**What the task requires:** Write out every line below that includes the word "Today".

**Source information:**
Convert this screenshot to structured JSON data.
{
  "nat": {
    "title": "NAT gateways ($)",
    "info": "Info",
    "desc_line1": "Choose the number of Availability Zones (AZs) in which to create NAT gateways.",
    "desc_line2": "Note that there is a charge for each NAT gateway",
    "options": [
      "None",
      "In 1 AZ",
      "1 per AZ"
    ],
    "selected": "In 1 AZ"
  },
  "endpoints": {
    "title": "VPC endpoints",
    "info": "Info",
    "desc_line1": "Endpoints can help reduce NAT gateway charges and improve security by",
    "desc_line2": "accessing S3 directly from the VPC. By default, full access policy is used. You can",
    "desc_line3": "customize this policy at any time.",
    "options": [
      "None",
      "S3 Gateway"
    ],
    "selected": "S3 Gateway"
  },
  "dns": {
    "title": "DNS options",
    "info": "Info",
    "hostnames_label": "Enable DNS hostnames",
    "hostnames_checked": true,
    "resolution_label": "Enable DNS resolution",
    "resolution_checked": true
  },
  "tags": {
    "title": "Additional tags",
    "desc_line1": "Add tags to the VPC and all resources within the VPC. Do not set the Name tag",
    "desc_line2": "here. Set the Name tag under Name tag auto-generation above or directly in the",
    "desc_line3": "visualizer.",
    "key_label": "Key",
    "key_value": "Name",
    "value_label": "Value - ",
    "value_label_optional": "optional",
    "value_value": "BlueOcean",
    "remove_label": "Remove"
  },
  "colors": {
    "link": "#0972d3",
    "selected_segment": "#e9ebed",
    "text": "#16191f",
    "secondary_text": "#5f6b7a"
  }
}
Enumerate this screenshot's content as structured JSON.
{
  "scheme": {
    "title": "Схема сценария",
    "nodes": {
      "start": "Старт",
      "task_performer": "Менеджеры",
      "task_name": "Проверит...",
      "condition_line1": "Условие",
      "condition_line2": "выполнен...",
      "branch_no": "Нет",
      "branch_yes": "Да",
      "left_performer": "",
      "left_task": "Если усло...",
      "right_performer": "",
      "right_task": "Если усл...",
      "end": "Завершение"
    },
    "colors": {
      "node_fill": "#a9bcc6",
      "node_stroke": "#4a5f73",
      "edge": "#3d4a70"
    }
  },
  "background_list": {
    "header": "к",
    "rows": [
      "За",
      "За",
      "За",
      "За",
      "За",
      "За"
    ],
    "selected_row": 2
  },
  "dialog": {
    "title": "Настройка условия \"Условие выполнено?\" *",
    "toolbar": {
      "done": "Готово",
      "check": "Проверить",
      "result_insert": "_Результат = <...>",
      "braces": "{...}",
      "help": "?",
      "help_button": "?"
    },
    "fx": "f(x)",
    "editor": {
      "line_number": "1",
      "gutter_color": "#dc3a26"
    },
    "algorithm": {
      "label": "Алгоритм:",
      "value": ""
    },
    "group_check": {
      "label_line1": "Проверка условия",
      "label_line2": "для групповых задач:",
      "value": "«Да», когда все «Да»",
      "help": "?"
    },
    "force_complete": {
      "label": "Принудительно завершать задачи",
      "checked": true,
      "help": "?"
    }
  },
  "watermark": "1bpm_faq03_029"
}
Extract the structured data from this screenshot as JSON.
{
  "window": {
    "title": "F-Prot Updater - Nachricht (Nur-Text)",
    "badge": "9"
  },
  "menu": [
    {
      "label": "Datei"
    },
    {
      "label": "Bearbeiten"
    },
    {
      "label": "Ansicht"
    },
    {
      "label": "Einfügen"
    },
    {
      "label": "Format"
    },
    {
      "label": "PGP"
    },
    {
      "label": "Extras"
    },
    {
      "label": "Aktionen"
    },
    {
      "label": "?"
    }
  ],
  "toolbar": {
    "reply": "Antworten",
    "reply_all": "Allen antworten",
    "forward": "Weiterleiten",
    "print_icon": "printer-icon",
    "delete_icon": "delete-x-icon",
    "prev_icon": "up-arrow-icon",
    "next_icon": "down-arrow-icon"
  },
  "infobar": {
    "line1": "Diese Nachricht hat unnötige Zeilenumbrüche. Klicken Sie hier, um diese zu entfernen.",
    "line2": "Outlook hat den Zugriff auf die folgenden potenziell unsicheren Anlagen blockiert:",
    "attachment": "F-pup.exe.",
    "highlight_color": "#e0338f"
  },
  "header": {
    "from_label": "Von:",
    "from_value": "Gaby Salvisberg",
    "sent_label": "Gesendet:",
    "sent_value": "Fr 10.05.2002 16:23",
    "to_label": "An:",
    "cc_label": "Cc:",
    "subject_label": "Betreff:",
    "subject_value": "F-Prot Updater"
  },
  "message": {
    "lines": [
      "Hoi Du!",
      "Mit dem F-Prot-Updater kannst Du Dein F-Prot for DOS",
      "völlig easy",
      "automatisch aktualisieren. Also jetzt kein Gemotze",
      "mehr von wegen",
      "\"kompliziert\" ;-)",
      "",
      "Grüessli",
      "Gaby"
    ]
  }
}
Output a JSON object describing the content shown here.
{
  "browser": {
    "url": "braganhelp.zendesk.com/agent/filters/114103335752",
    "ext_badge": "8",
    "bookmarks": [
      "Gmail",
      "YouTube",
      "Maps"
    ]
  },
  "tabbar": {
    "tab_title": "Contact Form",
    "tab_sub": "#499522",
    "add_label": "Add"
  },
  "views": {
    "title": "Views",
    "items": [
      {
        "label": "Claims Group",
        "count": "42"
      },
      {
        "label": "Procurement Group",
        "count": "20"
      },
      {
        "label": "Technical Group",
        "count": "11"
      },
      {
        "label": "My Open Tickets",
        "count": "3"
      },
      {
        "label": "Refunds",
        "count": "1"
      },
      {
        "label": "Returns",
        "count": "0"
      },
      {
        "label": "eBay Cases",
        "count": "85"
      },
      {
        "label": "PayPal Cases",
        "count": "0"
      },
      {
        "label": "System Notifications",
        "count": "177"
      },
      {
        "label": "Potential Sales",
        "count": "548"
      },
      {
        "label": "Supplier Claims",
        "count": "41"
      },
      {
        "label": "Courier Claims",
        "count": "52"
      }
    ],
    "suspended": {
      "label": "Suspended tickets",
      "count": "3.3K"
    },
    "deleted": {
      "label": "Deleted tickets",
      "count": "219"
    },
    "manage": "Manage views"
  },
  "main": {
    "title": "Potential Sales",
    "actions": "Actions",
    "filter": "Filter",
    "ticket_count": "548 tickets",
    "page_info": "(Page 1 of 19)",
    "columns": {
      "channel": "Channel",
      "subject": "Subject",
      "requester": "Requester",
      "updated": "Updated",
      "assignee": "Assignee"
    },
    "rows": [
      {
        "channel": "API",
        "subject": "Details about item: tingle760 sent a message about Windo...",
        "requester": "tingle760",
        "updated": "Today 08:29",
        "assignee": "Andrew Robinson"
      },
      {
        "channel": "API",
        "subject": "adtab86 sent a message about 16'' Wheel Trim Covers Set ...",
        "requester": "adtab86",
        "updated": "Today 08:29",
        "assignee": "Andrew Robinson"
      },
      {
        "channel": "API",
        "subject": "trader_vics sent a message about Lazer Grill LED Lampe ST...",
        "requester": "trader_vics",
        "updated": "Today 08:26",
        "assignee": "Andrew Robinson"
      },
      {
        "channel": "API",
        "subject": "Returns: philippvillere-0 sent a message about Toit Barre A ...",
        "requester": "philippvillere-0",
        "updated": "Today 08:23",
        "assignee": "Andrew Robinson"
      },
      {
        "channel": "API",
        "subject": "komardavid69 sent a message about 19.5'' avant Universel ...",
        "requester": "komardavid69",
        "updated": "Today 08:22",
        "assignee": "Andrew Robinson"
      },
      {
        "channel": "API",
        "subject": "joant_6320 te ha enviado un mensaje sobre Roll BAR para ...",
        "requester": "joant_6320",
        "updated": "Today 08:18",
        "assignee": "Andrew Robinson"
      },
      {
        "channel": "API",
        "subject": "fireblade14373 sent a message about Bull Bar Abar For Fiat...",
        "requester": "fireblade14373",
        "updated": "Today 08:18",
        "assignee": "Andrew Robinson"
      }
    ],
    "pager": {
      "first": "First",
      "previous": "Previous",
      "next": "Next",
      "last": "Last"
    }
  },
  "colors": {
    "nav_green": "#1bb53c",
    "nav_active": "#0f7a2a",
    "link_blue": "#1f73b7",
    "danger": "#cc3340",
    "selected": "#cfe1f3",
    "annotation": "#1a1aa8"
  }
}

**Answer to the problem:**
        "updated": "Today 08:29",
        "updated": "Today 08:29",
        "updated": "Today 08:26",
        "updated": "Today 08:23",
        "updated": "Today 08:22",
        "updated": "Today 08:18",
        "updated": "Today 08:18",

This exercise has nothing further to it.